    “The main purpose of church planting is to plant new churches where none exist and to strengthen existing churches where they do exist.”

    I think Alan agrees with this definition since we talked a bit on this the other day and he gave this same definition. This is also a quote from Tim Bunn in “God’s Plan for Church Planting.”

    I tend to add “leadership development” to their work (Titus 1:5), but Alan rightly pointed out to me just the other day that that is included under “strengthening” churches. I still like to list it. Leadership development involves both working alongside local servants as they mutually develop their maturity and skills, as well as helping the saints recognize the qualities of a servant who sets an example worthy of following. I Thess 1,2; I Tim 3, II Tim 2:2; 3:10-11

  4. 7-24-2012

    I never have anything to say until you pose questions or poke me into pulling my thoughts together, Alan. Thank you for the questions and pokes!

  5. 7-24-2012

    Art,

    I would say that the work of all followers of Jesus includes proclaiming the gospel and strengthening other believers. The “apostle” is specifically gifted by God to do this by traveling from place to place, i.e., not staying in one location.

    And, don’t blame my questions and pokes… you have plenty to say. :)

    -Alan

  6. 7-24-2012

    “…the work of all followers of Jesus includes proclaiming the gospel and strengthening other believers.” NICE! I love the way you knit the whole together.

    I still can’t find enough in scripture to distinguish too neatly between apostles, prophets, and evangelists. I once thought I did, and had pages in support of the differentiation. But it all hinges (as far as I’ve been able to piece together) on too small a thread in scripture.

    Maybe God didn’t have in mind that we create neat definitions for each “gift” of the Spirit, administration of the Lord, and operation from God.

    And I really appreciate your encouragement.

  7. 7-24-2012

    I was going to comment – but after Art got finished I will just leave keep it my opinion in my brain. Thanks Art

    Ps – Tell Deb I said howdy :)

  8. 7-24-2012

    Art,
    Great contribution. As for #2, I agree wholeheartedly, and would add that in building up others through exercising our gifts, we too are being matured in the process (we are to grow up together). One of the best ways to stay immature is to neglect the gift that God has given you to build others up.
    #4 – I love it! How many times have I neglected to go to a brother or sister in need, thinking I’m not called or gifted in that area? I would rather not answer that, thank you…jb

  9. 7-24-2012

    Art,
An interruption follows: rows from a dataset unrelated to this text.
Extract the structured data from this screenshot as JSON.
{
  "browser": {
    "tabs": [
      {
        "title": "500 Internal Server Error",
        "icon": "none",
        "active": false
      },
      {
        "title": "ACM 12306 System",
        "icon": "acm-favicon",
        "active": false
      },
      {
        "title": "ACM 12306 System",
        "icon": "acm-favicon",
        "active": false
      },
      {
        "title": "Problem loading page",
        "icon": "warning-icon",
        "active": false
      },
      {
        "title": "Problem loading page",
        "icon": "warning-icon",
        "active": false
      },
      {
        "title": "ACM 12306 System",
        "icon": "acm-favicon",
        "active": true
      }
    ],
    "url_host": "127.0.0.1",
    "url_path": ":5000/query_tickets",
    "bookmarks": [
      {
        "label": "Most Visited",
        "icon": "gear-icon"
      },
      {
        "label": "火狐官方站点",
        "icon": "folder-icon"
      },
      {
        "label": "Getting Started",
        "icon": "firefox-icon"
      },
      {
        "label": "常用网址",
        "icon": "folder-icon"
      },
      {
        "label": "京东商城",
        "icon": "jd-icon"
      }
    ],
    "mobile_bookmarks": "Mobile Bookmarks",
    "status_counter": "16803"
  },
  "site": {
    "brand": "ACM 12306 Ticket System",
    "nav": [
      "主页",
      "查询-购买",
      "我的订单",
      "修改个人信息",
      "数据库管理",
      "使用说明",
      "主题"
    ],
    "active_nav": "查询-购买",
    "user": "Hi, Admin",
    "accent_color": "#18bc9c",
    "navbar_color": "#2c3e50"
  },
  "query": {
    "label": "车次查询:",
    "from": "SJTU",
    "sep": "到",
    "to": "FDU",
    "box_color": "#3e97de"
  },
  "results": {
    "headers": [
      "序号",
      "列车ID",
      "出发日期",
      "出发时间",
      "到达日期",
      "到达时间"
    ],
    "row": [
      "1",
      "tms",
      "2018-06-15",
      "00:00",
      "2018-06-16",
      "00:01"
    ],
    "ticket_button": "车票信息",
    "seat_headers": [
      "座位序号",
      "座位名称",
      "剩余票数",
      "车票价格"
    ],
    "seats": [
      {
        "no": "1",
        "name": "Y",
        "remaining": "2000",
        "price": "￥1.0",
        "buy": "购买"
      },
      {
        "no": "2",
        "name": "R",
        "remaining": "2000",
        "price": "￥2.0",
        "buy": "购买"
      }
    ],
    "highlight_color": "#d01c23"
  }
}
    You said: “Maybe God didn’t have in mind that we create neat definitions for each ‘gift’ of the Spirit, administration of the Lord, and operation from God.”

    I think you’re on to something…

    Doug,

    I agree. He should write more.

    James,

    Yeah, Art is a great commenter.

    -Alan

  10. 7-25-2012

    Art’s “too small a thread in scripture” is a great phrase. Unfortunately I am often in company with teachers who consider no thread too small to build a doctrine on—even threads that seem to be meant for a different piece of cloth.

    It does seem that sharply defining the activities of apostles and prophets may be a stretch.

  11. 7-25-2012

    Tom,

    Being in a seminary environment for several years, I’ve seen books and even multi-volume series written on “too small a thread in Scripture.” We like to have everything spelled out, especially when it’s not spelled out in Scripture.

    -Alan

  12. 7-1-2013

    An evangelist proclaims the good news of salvation in Christ to unbelievers. They are the missionaries of the kingdom of God, moving from place to place, founding and strengthening churches in multiple locations.

    At the risk of oversimplifying things, evangelists are church planters.

    I’ve been struggling to condense my current research about evangelists and evangelism vs preachers and preaching. So far, I haven’t had much luck getting my thoughts into a format worthy of sharing. I would love to read your thoughts…

  13. 7-1-2013

    Ed,

    I agree with much of what you’ve said here. I’m not sure that we can equate “evangelist” in the New Testament with “moving from place to place.” That “moving” part seems more closely connected to “apostles” in the New Testament.

    -Alan